Fault plane with barriers: A versatile earthquake model
Article first published online: 20 SEP 2012
Copyright 1977 by the American Geophysical Union.
Journal of Geophysical Research
Solid Earth and Planets
Volume 82, Issue 36, pages 5658–5670, 10 December 1977
How to Cite
1977), Fault plane with barriers: A versatile earthquake model, J. Geophys. Res., 82(36), 5658–5670, doi:10.1029/JB082i036p05658., and (
- Issue published online: 20 SEP 2012
- Article first published online: 20 SEP 2012
- Manuscript Accepted: 8 AUG 1977
- Manuscript Received: 29 APR 1977
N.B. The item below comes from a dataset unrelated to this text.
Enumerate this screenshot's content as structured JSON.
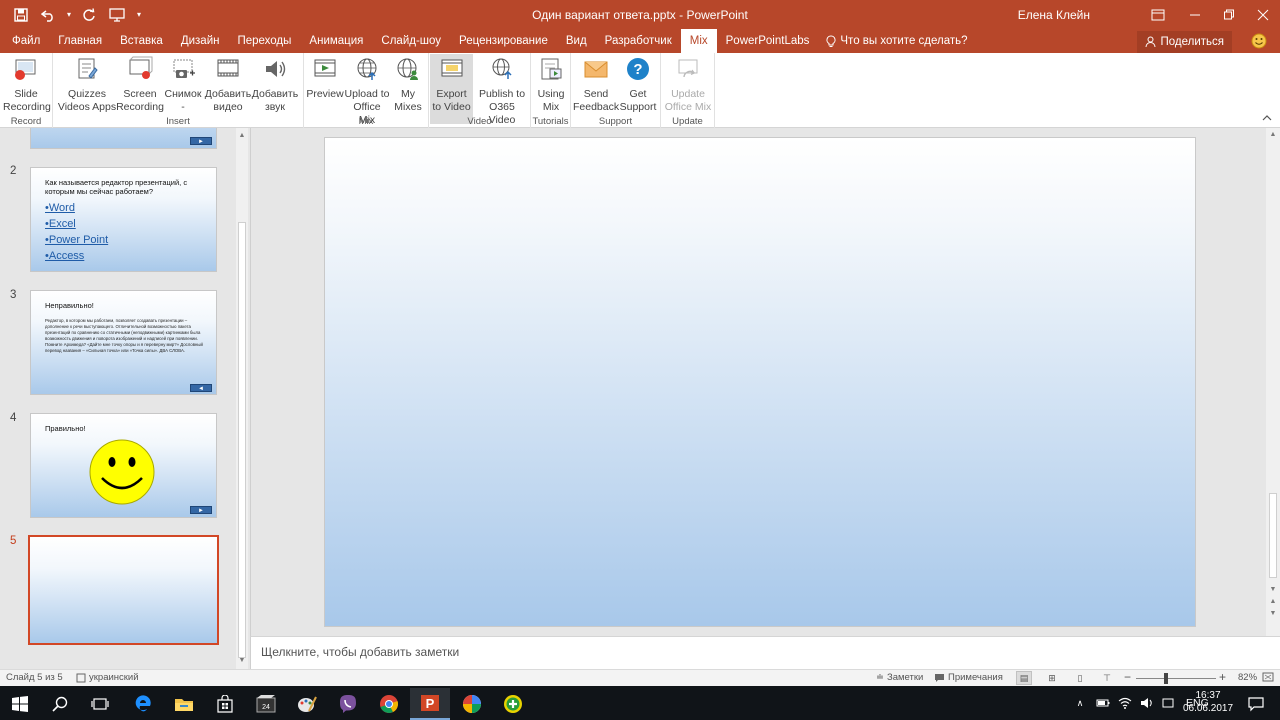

Shear cracks with finite cohesive forces can propagate by skipping past barriers. The barriers left behind may remain unbroken or may eventually break because of subsequent increase in dynamic stress depending on the ratio of barrier strength to tectonic stress. This model can explain a variety of observations on rupture in the earth, including (1) segmentation of the fault or ruptured zone in earthquakes and rock bursts, (2) ripples in seismograms which cannot be explained by path effect, and (3) departure of the scaling law of the seismic spectrum from that based upon the similarity assumption. The model also explains why the simple uniform dislocation model sometimes works better than the crack model without barriers. It also predicts, contrary to common belief, that an earthquake with low average stress drop may generate relatively greater amounts of high-frequency waves than an earthquake with high average stress drop. One important consequence of our barrier model is the possibility of predicting the occurrence of aftershocks by analyzing the source spectrum of the main shock.